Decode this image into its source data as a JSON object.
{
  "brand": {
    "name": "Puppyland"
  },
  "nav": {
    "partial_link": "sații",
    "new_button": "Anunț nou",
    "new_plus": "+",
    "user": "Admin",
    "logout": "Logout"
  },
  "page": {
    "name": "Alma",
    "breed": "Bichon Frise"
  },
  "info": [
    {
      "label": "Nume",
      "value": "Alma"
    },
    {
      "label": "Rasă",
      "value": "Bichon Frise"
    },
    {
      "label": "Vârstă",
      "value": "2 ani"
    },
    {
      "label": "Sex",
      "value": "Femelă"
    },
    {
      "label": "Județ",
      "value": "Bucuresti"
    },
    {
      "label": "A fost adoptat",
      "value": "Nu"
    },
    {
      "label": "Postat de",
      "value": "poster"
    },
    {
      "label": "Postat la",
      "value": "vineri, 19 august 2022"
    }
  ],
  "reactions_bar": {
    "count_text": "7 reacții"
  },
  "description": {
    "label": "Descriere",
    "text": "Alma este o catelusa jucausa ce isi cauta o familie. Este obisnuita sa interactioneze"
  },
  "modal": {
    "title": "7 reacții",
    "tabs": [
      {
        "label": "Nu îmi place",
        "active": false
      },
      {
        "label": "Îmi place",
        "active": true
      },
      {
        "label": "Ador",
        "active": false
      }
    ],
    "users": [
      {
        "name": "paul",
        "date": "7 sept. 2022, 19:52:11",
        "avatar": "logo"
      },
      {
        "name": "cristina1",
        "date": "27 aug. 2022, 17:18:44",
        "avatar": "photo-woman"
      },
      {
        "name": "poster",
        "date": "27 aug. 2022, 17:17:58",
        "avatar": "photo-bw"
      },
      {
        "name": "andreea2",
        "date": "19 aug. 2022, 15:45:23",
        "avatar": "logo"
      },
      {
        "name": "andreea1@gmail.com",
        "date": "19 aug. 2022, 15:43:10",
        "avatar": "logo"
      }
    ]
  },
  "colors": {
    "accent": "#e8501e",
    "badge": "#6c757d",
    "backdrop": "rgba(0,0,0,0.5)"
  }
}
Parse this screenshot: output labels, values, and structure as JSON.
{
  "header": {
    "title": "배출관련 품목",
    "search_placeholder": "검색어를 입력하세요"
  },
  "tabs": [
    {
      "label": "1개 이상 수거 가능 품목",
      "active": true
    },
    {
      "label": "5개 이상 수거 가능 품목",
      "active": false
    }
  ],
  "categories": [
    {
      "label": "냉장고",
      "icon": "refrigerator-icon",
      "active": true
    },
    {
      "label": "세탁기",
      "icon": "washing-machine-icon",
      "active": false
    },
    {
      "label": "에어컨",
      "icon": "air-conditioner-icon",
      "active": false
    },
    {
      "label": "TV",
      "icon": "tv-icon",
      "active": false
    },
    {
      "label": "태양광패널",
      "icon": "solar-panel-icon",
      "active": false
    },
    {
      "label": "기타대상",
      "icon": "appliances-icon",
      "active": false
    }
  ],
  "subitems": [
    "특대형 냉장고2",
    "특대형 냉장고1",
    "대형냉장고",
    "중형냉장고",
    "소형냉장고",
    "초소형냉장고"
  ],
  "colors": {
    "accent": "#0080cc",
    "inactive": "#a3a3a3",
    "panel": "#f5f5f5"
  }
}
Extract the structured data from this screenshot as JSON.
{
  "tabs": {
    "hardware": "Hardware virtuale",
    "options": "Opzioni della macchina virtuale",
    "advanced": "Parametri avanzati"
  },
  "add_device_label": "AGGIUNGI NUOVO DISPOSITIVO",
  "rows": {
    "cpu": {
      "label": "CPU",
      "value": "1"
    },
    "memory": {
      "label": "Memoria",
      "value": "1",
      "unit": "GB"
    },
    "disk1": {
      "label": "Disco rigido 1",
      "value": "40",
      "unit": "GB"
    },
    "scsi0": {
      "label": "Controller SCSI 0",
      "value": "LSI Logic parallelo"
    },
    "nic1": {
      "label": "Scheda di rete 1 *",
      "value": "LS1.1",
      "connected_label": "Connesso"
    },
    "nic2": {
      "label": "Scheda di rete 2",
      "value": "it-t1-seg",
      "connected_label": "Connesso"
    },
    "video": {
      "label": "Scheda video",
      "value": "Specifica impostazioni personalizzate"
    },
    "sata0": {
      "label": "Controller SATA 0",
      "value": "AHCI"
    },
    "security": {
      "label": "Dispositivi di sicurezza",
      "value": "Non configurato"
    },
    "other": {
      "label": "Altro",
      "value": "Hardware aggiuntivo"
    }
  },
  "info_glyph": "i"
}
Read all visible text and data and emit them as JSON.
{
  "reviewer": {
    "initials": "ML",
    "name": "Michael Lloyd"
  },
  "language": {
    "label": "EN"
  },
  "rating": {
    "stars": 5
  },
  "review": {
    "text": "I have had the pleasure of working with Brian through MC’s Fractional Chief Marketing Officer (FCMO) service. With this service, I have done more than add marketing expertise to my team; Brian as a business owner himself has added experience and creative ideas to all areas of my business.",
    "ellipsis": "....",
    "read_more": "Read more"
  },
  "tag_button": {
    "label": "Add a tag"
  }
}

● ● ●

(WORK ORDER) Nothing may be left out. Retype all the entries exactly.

(ANSWER BOX)
Decode this image into its source data as a JSON object.
{
  "brand": {
    "name": "Puppyland"
  },
  "nav": {
    "partial_link": "sații",
    "new_button": "Anunț nou",
    "new_plus": "+",
    "user": "Admin",
    "logout": "Logout"
  },
  "page": {
    "name": "Alma",
    "breed": "Bichon Frise"
  },
  "info": [
    {
      "label": "Nume",
      "value": "Alma"
    },
    {
      "label": "Rasă",
      "value": "Bichon Frise"
    },
    {
      "label": "Vârstă",
      "value": "2 ani"
    },
    {
      "label": "Sex",
      "value": "Femelă"
    },
    {
      "label": "Județ",
      "value": "Bucuresti"
    },
    {
      "label": "A fost adoptat",
      "value": "Nu"
    },
    {
      "label": "Postat de",
      "value": "poster"
    },
    {
      "label": "Postat la",
      "value": "vineri, 19 august 2022"
    }
  ],
  "reactions_bar": {
    "count_text": "7 reacții"
  },
  "description": {
    "label": "Descriere",
    "text": "Alma este o catelusa jucausa ce isi cauta o familie. Este obisnuita sa interactioneze"
  },
  "modal": {
    "title": "7 reacții",
    "tabs": [
      {
        "label": "Nu îmi place",
        "active": false
      },
      {
        "label": "Îmi place",
        "active": true
      },
      {
        "label": "Ador",
        "active": false
      }
    ],
    "users": [
      {
        "name": "paul",
        "date": "7 sept. 2022, 19:52:11",
        "avatar": "logo"
      },
      {
        "name": "cristina1",
        "date": "27 aug. 2022, 17:18:44",
        "avatar": "photo-woman"
      },
      {
        "name": "poster",
        "date": "27 aug. 2022, 17:17:58",
        "avatar": "photo-bw"
      },
      {
        "name": "andreea2",
        "date": "19 aug. 2022, 15:45:23",
        "avatar": "logo"
      },
      {
        "name": "andreea1@gmail.com",
        "date": "19 aug. 2022, 15:43:10",
        "avatar": "logo"
      }
    ]
  },
  "colors": {
    "accent": "#e8501e",
    "badge": "#6c757d",
    "backdrop": "rgba(0,0,0,0.5)"
  }
}
Parse this screenshot: output labels, values, and structure as JSON.
{
  "header": {
    "title": "배출관련 품목",
    "search_placeholder": "검색어를 입력하세요"
  },
  "tabs": [
    {
      "label": "1개 이상 수거 가능 품목",
      "active": true
    },
    {
      "label": "5개 이상 수거 가능 품목",
      "active": false
    }
  ],
  "categories": [
    {
      "label": "냉장고",
      "icon": "refrigerator-icon",
      "active": true
    },
    {
      "label": "세탁기",
      "icon": "washing-machine-icon",
      "active": false
    },
    {
      "label": "에어컨",
      "icon": "air-conditioner-icon",
      "active": false
    },
    {
      "label": "TV",
      "icon": "tv-icon",
      "active": false
    },
    {
      "label": "태양광패널",
      "icon": "solar-panel-icon",
      "active": false
    },
    {
      "label": "기타대상",
      "icon": "appliances-icon",
      "active": false
    }
  ],
  "subitems": [
    "특대형 냉장고2",
    "특대형 냉장고1",
    "대형냉장고",
    "중형냉장고",
    "소형냉장고",
    "초소형냉장고"
  ],
  "colors": {
    "accent": "#0080cc",
    "inactive": "#a3a3a3",
    "panel": "#f5f5f5"
  }
}
Extract the structured data from this screenshot as JSON.
{
  "tabs": {
    "hardware": "Hardware virtuale",
    "options": "Opzioni della macchina virtuale",
    "advanced": "Parametri avanzati"
  },
  "add_device_label": "AGGIUNGI NUOVO DISPOSITIVO",
  "rows": {
    "cpu": {
      "label": "CPU",
      "value": "1"
    },
    "memory": {
      "label": "Memoria",
      "value": "1",
      "unit": "GB"
    },
    "disk1": {
      "label": "Disco rigido 1",
      "value": "40",
      "unit": "GB"
    },
    "scsi0": {
      "label": "Controller SCSI 0",
      "value": "LSI Logic parallelo"
    },
    "nic1": {
      "label": "Scheda di rete 1 *",
      "value": "LS1.1",
      "connected_label": "Connesso"
    },
    "nic2": {
      "label": "Scheda di rete 2",
      "value": "it-t1-seg",
      "connected_label": "Connesso"
    },
    "video": {
      "label": "Scheda video",
      "value": "Specifica impostazioni personalizzate"
    },
    "sata0": {
      "label": "Controller SATA 0",
      "value": "AHCI"
    },
    "security": {
      "label": "Dispositivi di sicurezza",
      "value": "Non configurato"
    },
    "other": {
      "label": "Altro",
      "value": "Hardware aggiuntivo"
    }
  },
  "info_glyph": "i"
}
Read all visible text and data and emit them as JSON.
{
  "reviewer": {
    "initials": "ML",
    "name": "Michael Lloyd"
  },
  "language": {
    "label": "EN"
  },
  "rating": {
    "stars": 5
  },
  "review": {
    "text": "I have had the pleasure of working with Brian through MC’s Fractional Chief Marketing Officer (FCMO) service. With this service, I have done more than add marketing expertise to my team; Brian as a business owner himself has added experience and creative ideas to all areas of my business.",
    "ellipsis": "....",
    "read_more": "Read more"
  },
  "tag_button": {
    "label": "Add a tag"
  }
}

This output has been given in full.